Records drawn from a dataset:

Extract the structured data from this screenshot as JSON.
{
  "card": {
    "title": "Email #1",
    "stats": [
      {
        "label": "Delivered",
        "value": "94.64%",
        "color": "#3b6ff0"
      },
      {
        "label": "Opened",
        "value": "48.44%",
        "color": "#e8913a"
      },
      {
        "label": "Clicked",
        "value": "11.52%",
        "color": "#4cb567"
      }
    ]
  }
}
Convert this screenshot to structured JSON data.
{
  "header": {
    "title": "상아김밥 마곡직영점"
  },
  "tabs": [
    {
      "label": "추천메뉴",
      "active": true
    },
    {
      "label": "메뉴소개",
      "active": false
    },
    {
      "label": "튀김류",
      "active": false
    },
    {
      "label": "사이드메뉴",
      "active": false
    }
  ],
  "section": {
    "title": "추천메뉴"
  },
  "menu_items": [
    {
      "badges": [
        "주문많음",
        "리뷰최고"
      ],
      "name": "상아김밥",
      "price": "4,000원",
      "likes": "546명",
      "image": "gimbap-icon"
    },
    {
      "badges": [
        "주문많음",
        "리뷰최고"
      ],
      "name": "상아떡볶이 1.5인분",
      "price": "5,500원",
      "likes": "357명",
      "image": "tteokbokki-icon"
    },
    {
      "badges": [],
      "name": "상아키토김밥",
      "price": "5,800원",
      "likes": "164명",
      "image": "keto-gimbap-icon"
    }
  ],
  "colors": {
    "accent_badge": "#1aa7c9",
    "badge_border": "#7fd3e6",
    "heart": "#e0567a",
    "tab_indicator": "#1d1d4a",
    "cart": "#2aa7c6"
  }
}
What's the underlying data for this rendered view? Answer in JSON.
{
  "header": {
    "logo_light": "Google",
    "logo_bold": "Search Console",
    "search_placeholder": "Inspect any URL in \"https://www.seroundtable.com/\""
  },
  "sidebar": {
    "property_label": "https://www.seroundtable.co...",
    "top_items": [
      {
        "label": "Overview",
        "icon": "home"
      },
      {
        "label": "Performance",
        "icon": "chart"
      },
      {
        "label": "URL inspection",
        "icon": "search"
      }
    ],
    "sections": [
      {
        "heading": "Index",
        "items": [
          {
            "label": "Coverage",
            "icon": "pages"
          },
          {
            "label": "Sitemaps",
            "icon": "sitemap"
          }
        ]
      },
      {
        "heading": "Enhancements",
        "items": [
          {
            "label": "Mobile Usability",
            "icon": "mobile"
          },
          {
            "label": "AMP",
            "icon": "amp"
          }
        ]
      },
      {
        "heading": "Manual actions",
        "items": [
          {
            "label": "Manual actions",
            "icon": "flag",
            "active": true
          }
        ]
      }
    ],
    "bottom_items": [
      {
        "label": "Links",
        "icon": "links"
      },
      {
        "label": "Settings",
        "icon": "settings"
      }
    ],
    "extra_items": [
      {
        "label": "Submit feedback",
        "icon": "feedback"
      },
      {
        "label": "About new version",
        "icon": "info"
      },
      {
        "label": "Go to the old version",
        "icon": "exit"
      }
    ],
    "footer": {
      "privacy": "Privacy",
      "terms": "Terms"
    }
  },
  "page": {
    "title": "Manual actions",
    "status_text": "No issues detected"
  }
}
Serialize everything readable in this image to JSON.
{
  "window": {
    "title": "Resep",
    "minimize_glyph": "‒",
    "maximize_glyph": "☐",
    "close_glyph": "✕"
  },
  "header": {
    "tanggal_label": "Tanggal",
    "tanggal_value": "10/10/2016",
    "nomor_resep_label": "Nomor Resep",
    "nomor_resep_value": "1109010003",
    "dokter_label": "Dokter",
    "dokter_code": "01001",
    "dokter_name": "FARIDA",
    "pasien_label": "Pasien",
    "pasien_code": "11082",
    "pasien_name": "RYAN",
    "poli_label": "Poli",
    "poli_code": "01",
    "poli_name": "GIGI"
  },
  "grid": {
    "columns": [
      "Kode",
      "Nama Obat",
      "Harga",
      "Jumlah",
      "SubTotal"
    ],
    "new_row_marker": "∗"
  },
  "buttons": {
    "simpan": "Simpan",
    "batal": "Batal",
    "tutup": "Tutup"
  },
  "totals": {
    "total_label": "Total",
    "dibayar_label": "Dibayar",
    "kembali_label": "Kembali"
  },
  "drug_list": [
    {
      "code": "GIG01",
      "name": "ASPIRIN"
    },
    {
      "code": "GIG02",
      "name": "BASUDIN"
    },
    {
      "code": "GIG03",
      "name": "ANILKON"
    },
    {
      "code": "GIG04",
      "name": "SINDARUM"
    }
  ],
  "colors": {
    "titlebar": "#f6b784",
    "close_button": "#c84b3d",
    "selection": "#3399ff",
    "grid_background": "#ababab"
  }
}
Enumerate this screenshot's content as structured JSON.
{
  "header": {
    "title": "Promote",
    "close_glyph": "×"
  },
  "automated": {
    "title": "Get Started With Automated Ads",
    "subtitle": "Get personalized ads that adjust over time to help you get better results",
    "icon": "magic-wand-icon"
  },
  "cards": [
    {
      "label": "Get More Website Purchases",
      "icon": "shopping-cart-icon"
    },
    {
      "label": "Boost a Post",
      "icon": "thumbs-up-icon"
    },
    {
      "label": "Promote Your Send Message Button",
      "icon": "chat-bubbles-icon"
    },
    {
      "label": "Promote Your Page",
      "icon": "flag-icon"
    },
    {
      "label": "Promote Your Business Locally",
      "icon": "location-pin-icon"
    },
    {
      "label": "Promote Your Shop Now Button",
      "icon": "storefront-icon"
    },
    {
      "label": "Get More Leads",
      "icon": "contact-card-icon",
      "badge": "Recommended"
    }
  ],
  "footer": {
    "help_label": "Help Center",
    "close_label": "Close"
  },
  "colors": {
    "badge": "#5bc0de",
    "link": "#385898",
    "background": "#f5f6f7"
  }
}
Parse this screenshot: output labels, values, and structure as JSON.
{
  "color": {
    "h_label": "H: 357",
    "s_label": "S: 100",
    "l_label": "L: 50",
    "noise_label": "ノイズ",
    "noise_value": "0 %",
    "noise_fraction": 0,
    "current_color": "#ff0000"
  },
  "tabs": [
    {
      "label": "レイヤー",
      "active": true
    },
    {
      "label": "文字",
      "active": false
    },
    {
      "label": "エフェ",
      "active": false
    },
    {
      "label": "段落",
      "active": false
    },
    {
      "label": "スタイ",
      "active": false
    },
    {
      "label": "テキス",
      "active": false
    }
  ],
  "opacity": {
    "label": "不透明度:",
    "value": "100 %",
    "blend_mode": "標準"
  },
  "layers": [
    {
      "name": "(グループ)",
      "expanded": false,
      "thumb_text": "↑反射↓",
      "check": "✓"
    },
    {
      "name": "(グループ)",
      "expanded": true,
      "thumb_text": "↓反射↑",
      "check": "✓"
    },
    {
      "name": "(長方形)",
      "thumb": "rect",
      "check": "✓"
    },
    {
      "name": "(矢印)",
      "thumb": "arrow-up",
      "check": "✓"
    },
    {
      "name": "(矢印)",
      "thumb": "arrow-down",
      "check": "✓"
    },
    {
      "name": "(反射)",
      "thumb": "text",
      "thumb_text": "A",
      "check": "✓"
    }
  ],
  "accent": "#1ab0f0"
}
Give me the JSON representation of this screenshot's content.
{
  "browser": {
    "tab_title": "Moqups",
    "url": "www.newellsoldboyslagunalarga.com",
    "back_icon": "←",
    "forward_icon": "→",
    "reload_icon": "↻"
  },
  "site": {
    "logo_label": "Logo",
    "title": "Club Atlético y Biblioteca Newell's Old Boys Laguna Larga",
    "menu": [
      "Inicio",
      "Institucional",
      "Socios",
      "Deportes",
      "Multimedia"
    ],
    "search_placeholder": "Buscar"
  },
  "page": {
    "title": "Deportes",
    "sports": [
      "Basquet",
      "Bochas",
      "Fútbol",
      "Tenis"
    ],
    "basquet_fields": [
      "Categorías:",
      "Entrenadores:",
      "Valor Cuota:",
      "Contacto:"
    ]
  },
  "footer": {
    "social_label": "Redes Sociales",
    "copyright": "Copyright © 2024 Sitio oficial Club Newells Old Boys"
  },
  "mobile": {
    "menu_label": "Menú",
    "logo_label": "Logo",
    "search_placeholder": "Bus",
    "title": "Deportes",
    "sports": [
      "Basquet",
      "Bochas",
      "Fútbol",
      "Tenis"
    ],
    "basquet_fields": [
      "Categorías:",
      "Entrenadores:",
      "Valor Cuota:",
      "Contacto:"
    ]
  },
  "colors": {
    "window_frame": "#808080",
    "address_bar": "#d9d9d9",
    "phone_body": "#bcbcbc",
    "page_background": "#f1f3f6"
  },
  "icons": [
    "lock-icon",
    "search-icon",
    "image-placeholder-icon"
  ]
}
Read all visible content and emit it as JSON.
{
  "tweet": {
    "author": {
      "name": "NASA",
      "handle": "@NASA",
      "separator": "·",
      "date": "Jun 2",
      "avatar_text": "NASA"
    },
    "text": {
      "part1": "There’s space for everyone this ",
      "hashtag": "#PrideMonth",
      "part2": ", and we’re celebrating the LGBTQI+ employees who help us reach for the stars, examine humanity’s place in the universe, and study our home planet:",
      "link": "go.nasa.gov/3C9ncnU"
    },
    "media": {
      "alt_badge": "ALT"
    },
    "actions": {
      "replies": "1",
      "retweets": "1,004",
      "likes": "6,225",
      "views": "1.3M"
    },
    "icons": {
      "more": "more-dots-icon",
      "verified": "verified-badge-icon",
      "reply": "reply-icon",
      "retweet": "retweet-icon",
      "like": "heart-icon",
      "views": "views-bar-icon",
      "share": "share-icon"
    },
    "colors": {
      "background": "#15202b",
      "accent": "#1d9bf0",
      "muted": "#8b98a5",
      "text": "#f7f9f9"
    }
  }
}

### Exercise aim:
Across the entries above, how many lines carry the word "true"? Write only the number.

### Answer section:
4